### Exercise prompt
Establish how many lines in the records below include the word "label"; respond with that number only.

### Listed records
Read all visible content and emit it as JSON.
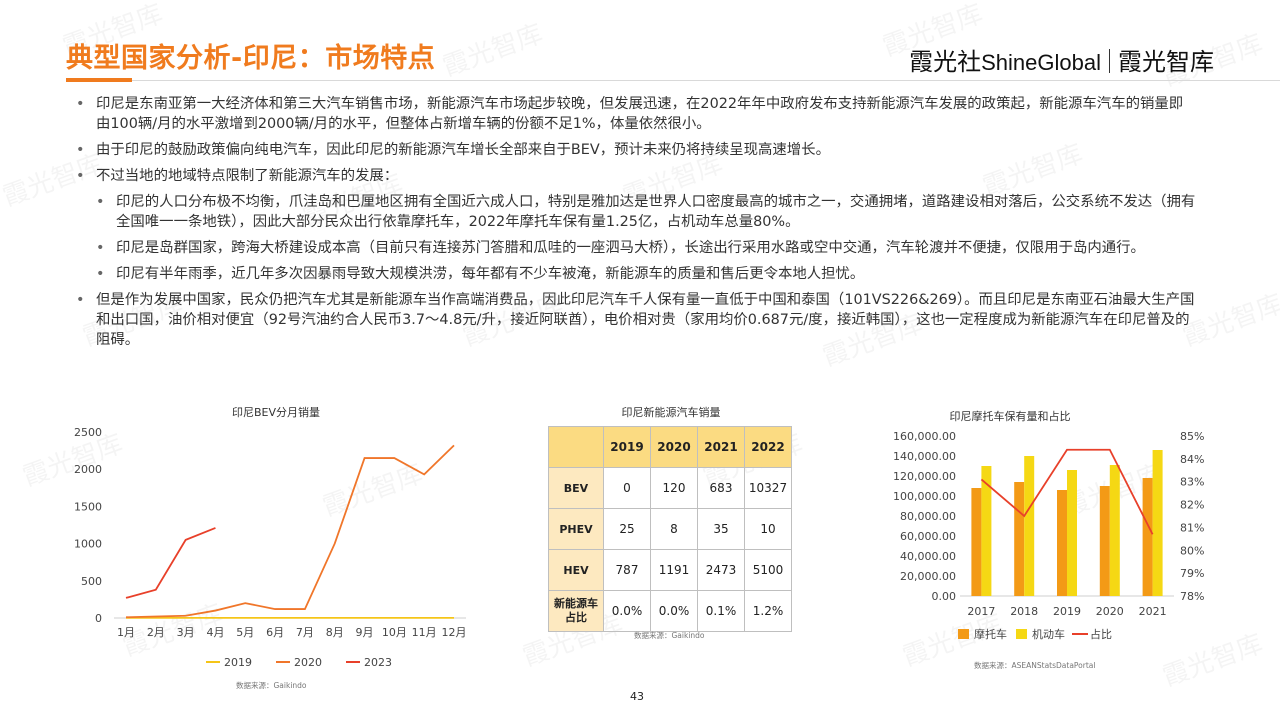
{
  "header": {
    "title": "典型国家分析-印尼：市场特点",
    "brand_cn": "霞光社",
    "brand_en": "ShineGlobal",
    "brand_right": "霞光智库"
  },
  "bullets": [
    {
      "level": 1,
      "text": "印尼是东南亚第一大经济体和第三大汽车销售市场，新能源汽车市场起步较晚，但发展迅速，在2022年年中政府发布支持新能源汽车发展的政策起，新能源车汽车的销量即由100辆/月的水平激增到2000辆/月的水平，但整体占新增车辆的份额不足1%，体量依然很小。"
    },
    {
      "level": 1,
      "text": "由于印尼的鼓励政策偏向纯电汽车，因此印尼的新能源汽车增长全部来自于BEV，预计未来仍将持续呈现高速增长。"
    },
    {
      "level": 1,
      "text": "不过当地的地域特点限制了新能源汽车的发展："
    },
    {
      "level": 2,
      "text": "印尼的人口分布极不均衡，爪洼岛和巴厘地区拥有全国近六成人口，特别是雅加达是世界人口密度最高的城市之一，交通拥堵，道路建设相对落后，公交系统不发达（拥有全国唯一一条地铁），因此大部分民众出行依靠摩托车，2022年摩托车保有量1.25亿，占机动车总量80%。"
    },
    {
      "level": 2,
      "text": "印尼是岛群国家，跨海大桥建设成本高（目前只有连接苏门答腊和瓜哇的一座泗马大桥），长途出行采用水路或空中交通，汽车轮渡并不便捷，仅限用于岛内通行。"
    },
    {
      "level": 2,
      "text": "印尼有半年雨季，近几年多次因暴雨导致大规模洪涝，每年都有不少车被淹，新能源车的质量和售后更令本地人担忧。"
    },
    {
      "level": 1,
      "text": "但是作为发展中国家，民众仍把汽车尤其是新能源车当作高端消费品，因此印尼汽车千人保有量一直低于中国和泰国（101VS226&269）。而且印尼是东南亚石油最大生产国和出口国，油价相对便宜（92号汽油约合人民币3.7～4.8元/升，接近阿联酋），电价相对贵（家用均价0.687元/度，接近韩国），这也一定程度成为新能源汽车在印尼普及的阻碍。"
    }
  ],
  "chart_data": [
    {
      "type": "line",
      "title": "印尼BEV分月销量",
      "categories": [
        "1月",
        "2月",
        "3月",
        "4月",
        "5月",
        "6月",
        "7月",
        "8月",
        "9月",
        "10月",
        "11月",
        "12月"
      ],
      "yticks": [
        "0",
        "500",
        "1000",
        "1500",
        "2000",
        "2500"
      ],
      "ylim": [
        0,
        2500
      ],
      "series": [
        {
          "name": "2019",
          "color": "#f5c518",
          "values": [
            2,
            2,
            2,
            2,
            2,
            2,
            2,
            2,
            2,
            2,
            2,
            2
          ]
        },
        {
          "name": "2020",
          "color": "#f0762a",
          "values": [
            10,
            20,
            30,
            100,
            200,
            120,
            120,
            1000,
            2150,
            2150,
            1930,
            2320
          ]
        },
        {
          "name": "2023",
          "color": "#e8402a",
          "values": [
            270,
            380,
            1050,
            1210
          ]
        }
      ],
      "legend": "bottom",
      "source": "数据来源：Gaikindo"
    },
    {
      "type": "table",
      "title": "印尼新能源汽车销量",
      "columns": [
        "2019",
        "2020",
        "2021",
        "2022"
      ],
      "rows": [
        {
          "label": "BEV",
          "values": [
            "0",
            "120",
            "683",
            "10327"
          ]
        },
        {
          "label": "PHEV",
          "values": [
            "25",
            "8",
            "35",
            "10"
          ]
        },
        {
          "label": "HEV",
          "values": [
            "787",
            "1191",
            "2473",
            "5100"
          ]
        },
        {
          "label": "新能源车占比",
          "values": [
            "0.0%",
            "0.0%",
            "0.1%",
            "1.2%"
          ]
        }
      ],
      "source": "数据来源：Gaikindo"
    },
    {
      "type": "bar",
      "title": "印尼摩托车保有量和占比",
      "categories": [
        "2017",
        "2018",
        "2019",
        "2020",
        "2021"
      ],
      "yticks": [
        "0.00",
        "20,000.00",
        "40,000.00",
        "60,000.00",
        "80,000.00",
        "100,000.00",
        "120,000.00",
        "140,000.00",
        "160,000.00"
      ],
      "ylim": [
        0,
        160000
      ],
      "y2ticks": [
        "78%",
        "79%",
        "80%",
        "81%",
        "82%",
        "83%",
        "84%",
        "85%"
      ],
      "y2lim": [
        78,
        85
      ],
      "series": [
        {
          "name": "摩托车",
          "kind": "bar",
          "color": "#f39a16",
          "values": [
            108000,
            114000,
            106000,
            110000,
            118000
          ]
        },
        {
          "name": "机动车",
          "kind": "bar",
          "color": "#f5d814",
          "values": [
            130000,
            140000,
            126000,
            131000,
            146000
          ]
        },
        {
          "name": "占比",
          "kind": "line",
          "axis": "right",
          "color": "#e8402a",
          "values": [
            83.1,
            81.5,
            84.4,
            84.4,
            80.7
          ]
        }
      ],
      "legend": "bottom",
      "source": "数据来源：ASEANStatsDataPortal"
    }
  ],
  "page_number": "43",
  "watermark": "霞光智库"
}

### Response box
4